**EXERCISE AIM:**
Go through the data below and copy each line that includes "Single".

**SUPPLIED RECORDS:**
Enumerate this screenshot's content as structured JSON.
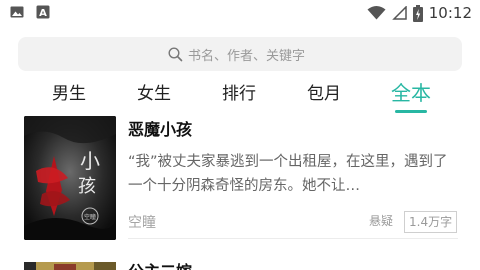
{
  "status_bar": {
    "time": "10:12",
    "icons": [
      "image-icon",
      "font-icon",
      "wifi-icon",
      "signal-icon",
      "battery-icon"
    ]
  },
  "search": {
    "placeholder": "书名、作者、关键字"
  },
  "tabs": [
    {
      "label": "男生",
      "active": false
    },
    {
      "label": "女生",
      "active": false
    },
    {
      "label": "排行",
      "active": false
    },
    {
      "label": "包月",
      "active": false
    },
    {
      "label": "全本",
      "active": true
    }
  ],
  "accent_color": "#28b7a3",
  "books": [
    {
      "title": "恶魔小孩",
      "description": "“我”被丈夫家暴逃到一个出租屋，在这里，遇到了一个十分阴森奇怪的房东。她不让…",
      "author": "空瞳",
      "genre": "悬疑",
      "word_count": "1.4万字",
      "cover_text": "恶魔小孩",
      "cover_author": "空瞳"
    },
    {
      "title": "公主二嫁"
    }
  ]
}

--

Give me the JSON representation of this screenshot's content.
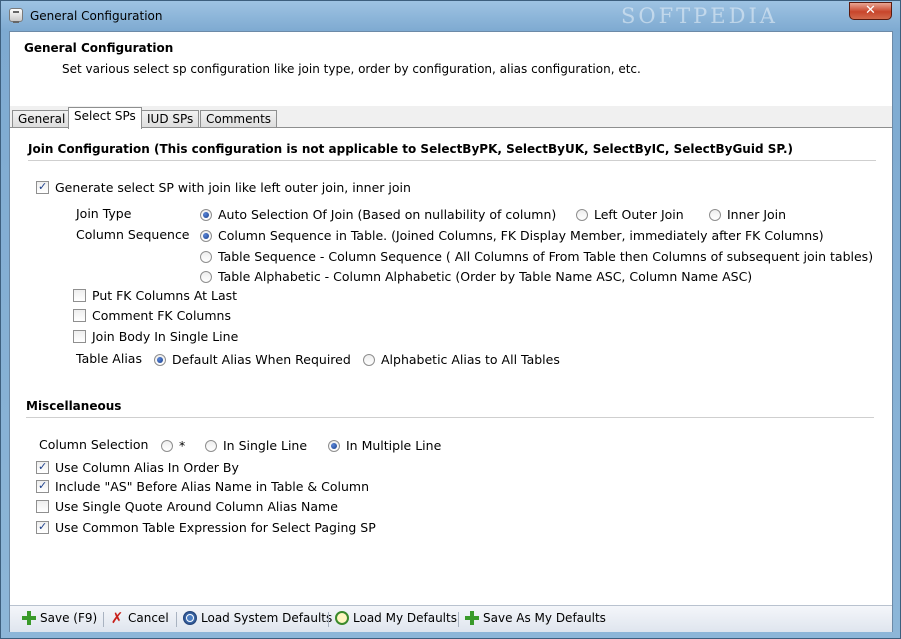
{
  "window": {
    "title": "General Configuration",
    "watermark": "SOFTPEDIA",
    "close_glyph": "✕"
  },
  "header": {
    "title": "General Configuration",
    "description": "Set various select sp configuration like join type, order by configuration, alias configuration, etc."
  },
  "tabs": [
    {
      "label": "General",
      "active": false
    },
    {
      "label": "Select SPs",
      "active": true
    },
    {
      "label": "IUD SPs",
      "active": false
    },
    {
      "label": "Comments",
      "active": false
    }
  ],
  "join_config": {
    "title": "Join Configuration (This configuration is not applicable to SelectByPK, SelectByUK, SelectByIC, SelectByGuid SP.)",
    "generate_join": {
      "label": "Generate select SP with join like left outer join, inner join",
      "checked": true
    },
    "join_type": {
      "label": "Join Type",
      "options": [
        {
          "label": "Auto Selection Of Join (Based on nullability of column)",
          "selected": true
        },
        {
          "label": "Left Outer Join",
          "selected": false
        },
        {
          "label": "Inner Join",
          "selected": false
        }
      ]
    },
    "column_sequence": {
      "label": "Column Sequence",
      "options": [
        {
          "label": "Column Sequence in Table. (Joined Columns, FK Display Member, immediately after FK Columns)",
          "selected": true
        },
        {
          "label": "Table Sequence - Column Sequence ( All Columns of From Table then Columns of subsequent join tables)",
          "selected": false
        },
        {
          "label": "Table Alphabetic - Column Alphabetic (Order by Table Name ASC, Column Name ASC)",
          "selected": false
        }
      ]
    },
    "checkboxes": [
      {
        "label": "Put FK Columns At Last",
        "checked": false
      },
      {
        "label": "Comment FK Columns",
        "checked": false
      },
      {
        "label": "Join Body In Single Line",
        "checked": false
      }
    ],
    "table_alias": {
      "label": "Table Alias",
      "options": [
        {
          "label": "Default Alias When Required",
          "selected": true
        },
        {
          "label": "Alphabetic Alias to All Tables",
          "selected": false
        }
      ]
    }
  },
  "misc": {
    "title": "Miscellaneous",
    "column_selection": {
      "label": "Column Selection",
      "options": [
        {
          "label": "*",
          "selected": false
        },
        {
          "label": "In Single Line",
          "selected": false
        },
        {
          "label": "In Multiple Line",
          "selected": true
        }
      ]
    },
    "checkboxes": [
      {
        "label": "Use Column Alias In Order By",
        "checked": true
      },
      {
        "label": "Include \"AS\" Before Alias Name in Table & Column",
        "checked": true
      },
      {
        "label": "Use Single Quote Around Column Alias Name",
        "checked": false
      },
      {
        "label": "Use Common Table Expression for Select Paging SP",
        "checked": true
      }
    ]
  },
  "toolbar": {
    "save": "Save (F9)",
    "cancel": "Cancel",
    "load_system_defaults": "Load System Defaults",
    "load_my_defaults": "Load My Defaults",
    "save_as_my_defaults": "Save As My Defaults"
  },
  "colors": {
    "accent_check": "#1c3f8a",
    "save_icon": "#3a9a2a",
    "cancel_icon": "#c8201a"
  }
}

**TASK OUTPUT:**
        "label": "Join Body In Single Line",
          "label": "In Single Line",
        "label": "Use Single Quote Around Column Alias Name",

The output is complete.